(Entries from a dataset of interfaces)
--------------------
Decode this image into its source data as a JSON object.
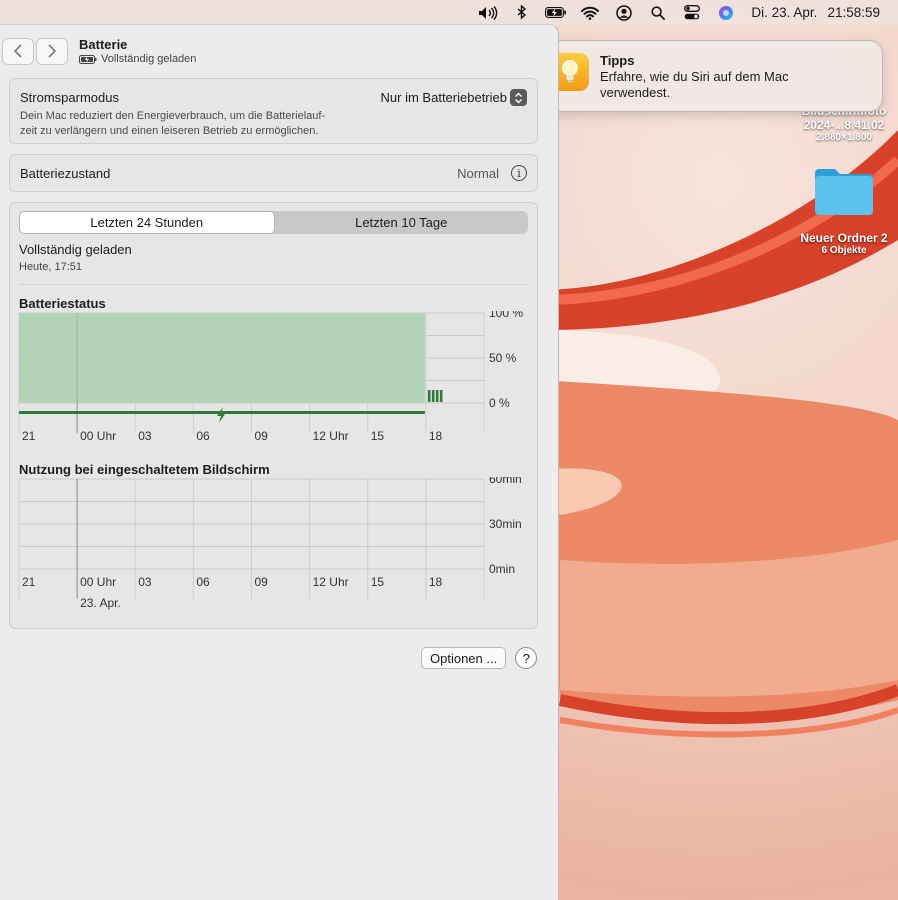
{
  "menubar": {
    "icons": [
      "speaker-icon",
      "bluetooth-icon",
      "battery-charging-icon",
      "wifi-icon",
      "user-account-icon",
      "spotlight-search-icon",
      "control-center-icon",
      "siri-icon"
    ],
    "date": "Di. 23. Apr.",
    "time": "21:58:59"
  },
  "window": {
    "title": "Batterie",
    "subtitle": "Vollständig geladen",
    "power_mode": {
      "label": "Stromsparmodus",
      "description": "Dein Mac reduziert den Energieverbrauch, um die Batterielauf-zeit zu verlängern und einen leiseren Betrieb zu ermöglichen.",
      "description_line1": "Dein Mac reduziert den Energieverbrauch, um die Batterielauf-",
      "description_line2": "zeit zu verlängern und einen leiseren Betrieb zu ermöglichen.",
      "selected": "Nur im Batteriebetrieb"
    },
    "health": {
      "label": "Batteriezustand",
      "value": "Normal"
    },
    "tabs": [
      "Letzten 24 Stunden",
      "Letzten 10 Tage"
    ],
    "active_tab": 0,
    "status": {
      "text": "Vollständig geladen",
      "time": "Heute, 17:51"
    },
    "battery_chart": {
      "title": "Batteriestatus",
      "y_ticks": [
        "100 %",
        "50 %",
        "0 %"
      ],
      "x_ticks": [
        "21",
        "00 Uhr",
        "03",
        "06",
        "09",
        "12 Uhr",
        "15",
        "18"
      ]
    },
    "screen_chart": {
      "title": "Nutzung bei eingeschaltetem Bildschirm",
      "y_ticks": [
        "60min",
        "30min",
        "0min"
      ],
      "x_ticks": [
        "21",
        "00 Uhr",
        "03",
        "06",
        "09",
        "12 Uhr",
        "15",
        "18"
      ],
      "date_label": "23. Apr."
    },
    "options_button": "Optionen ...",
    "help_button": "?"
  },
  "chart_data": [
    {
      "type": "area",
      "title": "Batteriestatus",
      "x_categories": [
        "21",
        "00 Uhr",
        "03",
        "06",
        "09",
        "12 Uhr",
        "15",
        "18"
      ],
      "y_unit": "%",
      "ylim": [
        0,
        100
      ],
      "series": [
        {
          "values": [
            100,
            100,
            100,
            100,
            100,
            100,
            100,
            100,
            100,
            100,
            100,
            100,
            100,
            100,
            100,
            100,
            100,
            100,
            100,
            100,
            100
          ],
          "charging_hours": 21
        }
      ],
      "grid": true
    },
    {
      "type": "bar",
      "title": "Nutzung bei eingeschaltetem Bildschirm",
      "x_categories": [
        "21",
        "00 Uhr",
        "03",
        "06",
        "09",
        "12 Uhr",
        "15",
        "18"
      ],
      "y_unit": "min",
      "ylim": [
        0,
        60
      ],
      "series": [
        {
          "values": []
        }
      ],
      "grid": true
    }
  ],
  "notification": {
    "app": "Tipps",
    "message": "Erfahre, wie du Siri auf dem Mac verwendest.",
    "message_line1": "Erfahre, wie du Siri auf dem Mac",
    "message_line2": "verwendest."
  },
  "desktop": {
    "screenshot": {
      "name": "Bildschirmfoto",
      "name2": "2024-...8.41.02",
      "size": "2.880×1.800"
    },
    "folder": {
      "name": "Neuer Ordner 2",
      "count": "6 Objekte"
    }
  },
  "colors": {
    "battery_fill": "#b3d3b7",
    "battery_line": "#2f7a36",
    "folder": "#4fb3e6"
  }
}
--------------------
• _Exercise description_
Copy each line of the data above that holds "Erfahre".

• _Solution for this exercise_
    "message": "Erfahre, wie du Siri auf dem Mac verwendest.",
    "message_line1": "Erfahre, wie du Siri auf dem Mac",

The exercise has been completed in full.